Happy birthday Sister Anthony from your great niece Lauren. The undated photo is Sr. Anthony with her mother and 9 of her siblings.


Chris Matthews and conflicted values

MSNBC photo


Chris Matthews, popular host of MSNBC’s ‘Hardball,’ was in town last week - plugging ‘Elusive Hero,’ his new book on President John F. Kennedy. During a public question-and-answer session following an appearance at the Enoch Pratt Free Library downtown, the tough-talking Matthews struck me as a bit conflicted.

While he asserted that morality “belongs in public life,” Matthews added bombastically that “we don’t want sharia of the Christian sort.”

“It’s always going to be a tricky question to what extent we bring our values to political life,” he said, dismissing recent cultural skirmishes as little more than candidates seeking advantages with their core constituencies.

“If you said to everyone in America (that) you can’t eat meat on Friday, that would be absurd,” said Matthews, whose aunt is a Catholic religious sister. “If you take religious precepts and apply them to the law, I think you’re missing the point.
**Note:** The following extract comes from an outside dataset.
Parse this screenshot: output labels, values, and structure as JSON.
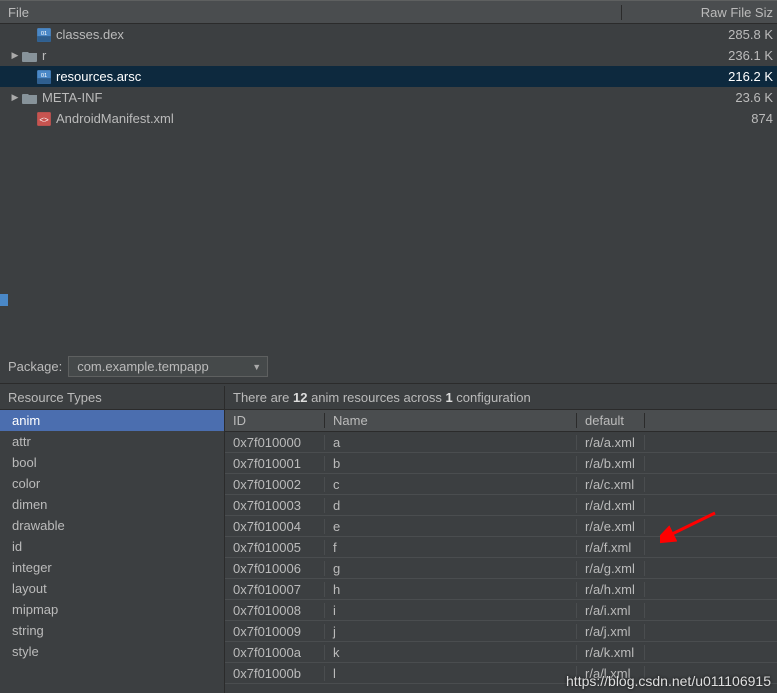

But, do we have communitarian values and love? Do we take those values with us? Of course we do.”

Matthews pointed out that the Civil Rights movement would not have happened without people of faith bringing their values to the public square.  In the same breath, however - and without any sense of irony - Matthews said he'd oppose those who would seek an end to legalized abortion.
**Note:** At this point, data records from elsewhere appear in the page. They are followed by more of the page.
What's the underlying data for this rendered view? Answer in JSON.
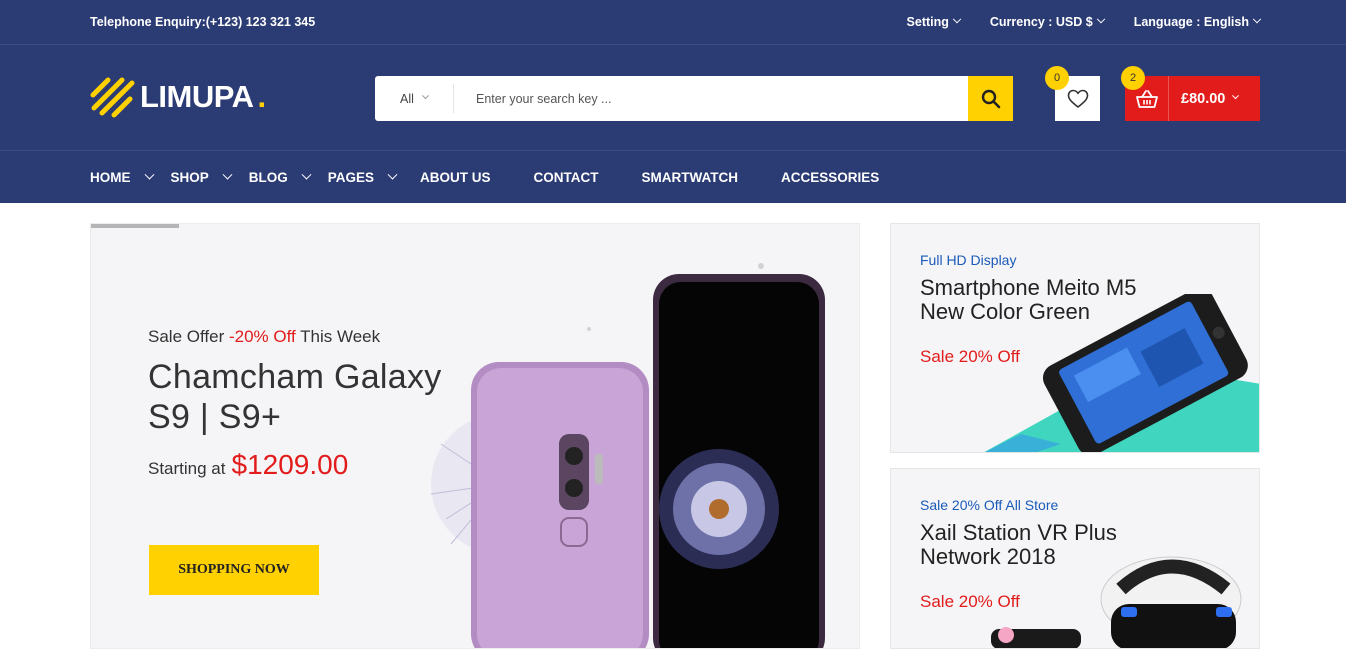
{
  "topbar": {
    "phone": "Telephone Enquiry:(+123) 123 321 345",
    "links": [
      {
        "label": "Setting"
      },
      {
        "label": "Currency : USD $"
      },
      {
        "label": "Language : English"
      }
    ]
  },
  "header": {
    "logo_text": "LIMUPA",
    "logo_dot": ".",
    "search": {
      "category": "All",
      "placeholder": "Enter your search key ..."
    },
    "wishlist_count": "0",
    "cart_count": "2",
    "cart_total": "£80.00"
  },
  "nav": {
    "items": [
      {
        "label": "HOME",
        "dropdown": true
      },
      {
        "label": "SHOP",
        "dropdown": true
      },
      {
        "label": "BLOG",
        "dropdown": true
      },
      {
        "label": "PAGES",
        "dropdown": true
      },
      {
        "label": "ABOUT US",
        "dropdown": false
      },
      {
        "label": "CONTACT",
        "dropdown": false
      },
      {
        "label": "SMARTWATCH",
        "dropdown": false
      },
      {
        "label": "ACCESSORIES",
        "dropdown": false
      }
    ]
  },
  "hero": {
    "offer_prefix": "Sale Offer ",
    "offer_highlight": "-20% Off",
    "offer_suffix": " This Week",
    "title": "Chamcham Galaxy S9 | S9+",
    "price_prefix": "Starting at",
    "price": "$1209.00",
    "cta": "SHOPPING NOW"
  },
  "side_banners": [
    {
      "kicker": "Full HD Display",
      "title": "Smartphone Meito M5 New Color Green",
      "sale": "Sale 20% Off"
    },
    {
      "kicker": "Sale 20% Off All Store",
      "title": "Xail Station VR Plus Network 2018",
      "sale": "Sale 20% Off"
    }
  ],
  "colors": {
    "brand_navy": "#2b3b73",
    "accent_yellow": "#ffd100",
    "accent_red": "#e21b1b",
    "kicker_blue": "#1a5ab8"
  },
  "icons": [
    "logo-stripes-icon",
    "search-icon",
    "heart-icon",
    "basket-icon",
    "chevron-down-icon"
  ]
}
“In all fairness,” he insisted, “if someone said abortion was illegal, punishable by criminal sanctions, well, liberals like me would get involved in changing it because we have values too.”

In addressing the legacy of President Kennedy, the former longtime aid to Speaker of the House Tip O’Neill praised the late president’s strong leadership during the Cuban missile crisis and his heroism during the Second World War.

Kennedy was effective, Matthews said, because he built alliances and was a natural leader who inspired people to follow him.
That’s not the case with President Barack Obama, Matthews said.

“Obama doesn’t have great organizational skills,” he asserted. “He goes home at night with Michelle. He doesn’t build relationships with people. He’s a solo act. Solo acts are very dangerous because that means you have no one backing you up.”

Matthews, who famously said during the 2008 presidential race that he had a “thrill” go up his leg while listening to an Obama speech, held out hope that Obama can become a great leader.

3/13/2012 2:46:40 PM
By George Matysek